What the answer must contain is every line of the records, exactly, with no pictures.

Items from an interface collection
== Segment start ==

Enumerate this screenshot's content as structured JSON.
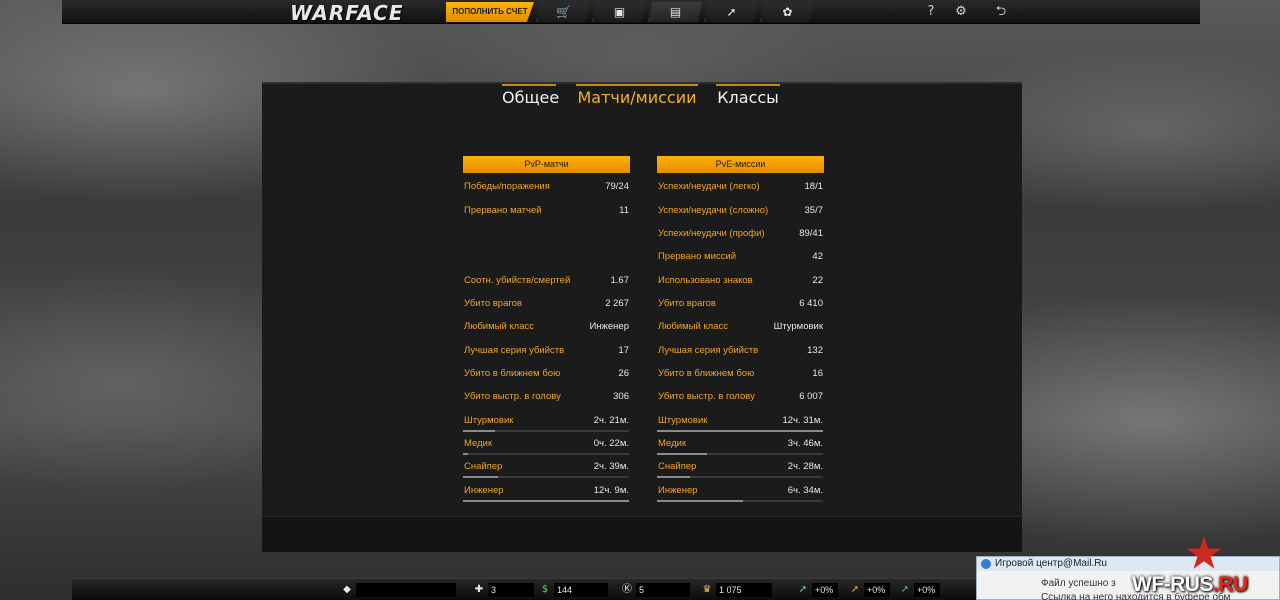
{
  "topbar": {
    "logo": "WARFACE",
    "topup_label": "ПОПОЛНИТЬ СЧЕТ",
    "nav_icons": [
      "cart-icon",
      "inventory-icon",
      "stats-icon",
      "trend-icon",
      "achievements-icon"
    ],
    "help": "?",
    "settings": "⚙",
    "exit": "⮌"
  },
  "tabs": [
    {
      "label": "Общее",
      "active": false
    },
    {
      "label": "Матчи/миссии",
      "active": true
    },
    {
      "label": "Классы",
      "active": false
    }
  ],
  "pvp": {
    "title": "PvP-матчи",
    "rows": [
      {
        "label": "Победы/поражения",
        "value": "79/24"
      },
      {
        "label": "Прервано матчей",
        "value": "11"
      },
      {
        "label": "Соотн. убийств/смертей",
        "value": "1.67"
      },
      {
        "label": "Убито врагов",
        "value": "2 267"
      },
      {
        "label": "Любимый класс",
        "value": "Инженер"
      },
      {
        "label": "Лучшая серия убийств",
        "value": "17"
      },
      {
        "label": "Убито в ближнем бою",
        "value": "26"
      },
      {
        "label": "Убито выстр. в голову",
        "value": "306"
      }
    ],
    "classes": [
      {
        "label": "Штурмовик",
        "value": "2ч. 21м.",
        "fill": 0.19
      },
      {
        "label": "Медик",
        "value": "0ч. 22м.",
        "fill": 0.03
      },
      {
        "label": "Снайпер",
        "value": "2ч. 39м.",
        "fill": 0.21
      },
      {
        "label": "Инженер",
        "value": "12ч. 9м.",
        "fill": 1.0
      }
    ]
  },
  "pve": {
    "title": "PvE-миссии",
    "rows": [
      {
        "label": "Успехи/неудачи (легко)",
        "value": "18/1"
      },
      {
        "label": "Успехи/неудачи (сложно)",
        "value": "35/7"
      },
      {
        "label": "Успехи/неудачи (профи)",
        "value": "89/41"
      },
      {
        "label": "Прервано миссий",
        "value": "42"
      },
      {
        "label": "Использовано знаков",
        "value": "22"
      },
      {
        "label": "Убито врагов",
        "value": "6 410"
      },
      {
        "label": "Любимый класс",
        "value": "Штурмовик"
      },
      {
        "label": "Лучшая серия убийств",
        "value": "132"
      },
      {
        "label": "Убито в ближнем бою",
        "value": "16"
      },
      {
        "label": "Убито выстр. в голову",
        "value": "6 007"
      }
    ],
    "classes": [
      {
        "label": "Штурмовик",
        "value": "12ч. 31м.",
        "fill": 1.0
      },
      {
        "label": "Медик",
        "value": "3ч. 46м.",
        "fill": 0.3
      },
      {
        "label": "Снайпер",
        "value": "2ч. 28м.",
        "fill": 0.2
      },
      {
        "label": "Инженер",
        "value": "6ч. 34м.",
        "fill": 0.52
      }
    ]
  },
  "bottombar": {
    "rank": "",
    "stats": [
      {
        "icon": "medkit-icon",
        "value": "3"
      },
      {
        "icon": "money-icon",
        "value": "144"
      },
      {
        "icon": "kredits-icon",
        "value": "5"
      },
      {
        "icon": "crown-icon",
        "value": "1 075"
      },
      {
        "icon": "boost-xp-icon",
        "value": "+0%"
      },
      {
        "icon": "boost-money-icon",
        "value": "+0%"
      },
      {
        "icon": "boost-vp-icon",
        "value": "+0%"
      }
    ]
  },
  "notification": {
    "title": "Игровой центр@Mail.Ru",
    "line1": "Файл успешно з",
    "line2": "Ссылка на него находится в буфере обм"
  },
  "watermark": {
    "main": "WF-RUS",
    "accent": ".RU"
  },
  "colors": {
    "accent": "#f0a526",
    "header": "#ffb000"
  }
}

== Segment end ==

# RESULT
Enumerate this screenshot's content as structured JSON.
{
  "topbar": {
    "logo": "WARFACE",
    "topup_label": "ПОПОЛНИТЬ СЧЕТ",
    "nav_icons": [
      "cart-icon",
      "inventory-icon",
      "stats-icon",
      "trend-icon",
      "achievements-icon"
    ],
    "help": "?",
    "settings": "⚙",
    "exit": "⮌"
  },
  "tabs": [
    {
      "label": "Общее",
      "active": false
    },
    {
      "label": "Матчи/миссии",
      "active": true
    },
    {
      "label": "Классы",
      "active": false
    }
  ],
  "pvp": {
    "title": "PvP-матчи",
    "rows": [
      {
        "label": "Победы/поражения",
        "value": "79/24"
      },
      {
        "label": "Прервано матчей",
        "value": "11"
      },
      {
        "label": "Соотн. убийств/смертей",
        "value": "1.67"
      },
      {
        "label": "Убито врагов",
        "value": "2 267"
      },
      {
        "label": "Любимый класс",
        "value": "Инженер"
      },
      {
        "label": "Лучшая серия убийств",
        "value": "17"
      },
      {
        "label": "Убито в ближнем бою",
        "value": "26"
      },
      {
        "label": "Убито выстр. в голову",
        "value": "306"
      }
    ],
    "classes": [
      {
        "label": "Штурмовик",
        "value": "2ч. 21м.",
        "fill": 0.19
      },
      {
        "label": "Медик",
        "value": "0ч. 22м.",
        "fill": 0.03
      },
      {
        "label": "Снайпер",
        "value": "2ч. 39м.",
        "fill": 0.21
      },
      {
        "label": "Инженер",
        "value": "12ч. 9м.",
        "fill": 1.0
      }
    ]
  },
  "pve": {
    "title": "PvE-миссии",
    "rows": [
      {
        "label": "Успехи/неудачи (легко)",
        "value": "18/1"
      },
      {
        "label": "Успехи/неудачи (сложно)",
        "value": "35/7"
      },
      {
        "label": "Успехи/неудачи (профи)",
        "value": "89/41"
      },
      {
        "label": "Прервано миссий",
        "value": "42"
      },
      {
        "label": "Использовано знаков",
        "value": "22"
      },
      {
        "label": "Убито врагов",
        "value": "6 410"
      },
      {
        "label": "Любимый класс",
        "value": "Штурмовик"
      },
      {
        "label": "Лучшая серия убийств",
        "value": "132"
      },
      {
        "label": "Убито в ближнем бою",
        "value": "16"
      },
      {
        "label": "Убито выстр. в голову",
        "value": "6 007"
      }
    ],
    "classes": [
      {
        "label": "Штурмовик",
        "value": "12ч. 31м.",
        "fill": 1.0
      },
      {
        "label": "Медик",
        "value": "3ч. 46м.",
        "fill": 0.3
      },
      {
        "label": "Снайпер",
        "value": "2ч. 28м.",
        "fill": 0.2
      },
      {
        "label": "Инженер",
        "value": "6ч. 34м.",
        "fill": 0.52
      }
    ]
  },
  "bottombar": {
    "rank": "",
    "stats": [
      {
        "icon": "medkit-icon",
        "value": "3"
      },
      {
        "icon": "money-icon",
        "value": "144"
      },
      {
        "icon": "kredits-icon",
        "value": "5"
      },
      {
        "icon": "crown-icon",
        "value": "1 075"
      },
      {
        "icon": "boost-xp-icon",
        "value": "+0%"
      },
      {
        "icon": "boost-money-icon",
        "value": "+0%"
      },
      {
        "icon": "boost-vp-icon",
        "value": "+0%"
      }
    ]
  },
  "notification": {
    "title": "Игровой центр@Mail.Ru",
    "line1": "Файл успешно з",
    "line2": "Ссылка на него находится в буфере обм"
  },
  "watermark": {
    "main": "WF-RUS",
    "accent": ".RU"
  },
  "colors": {
    "accent": "#f0a526",
    "header": "#ffb000"
  }
}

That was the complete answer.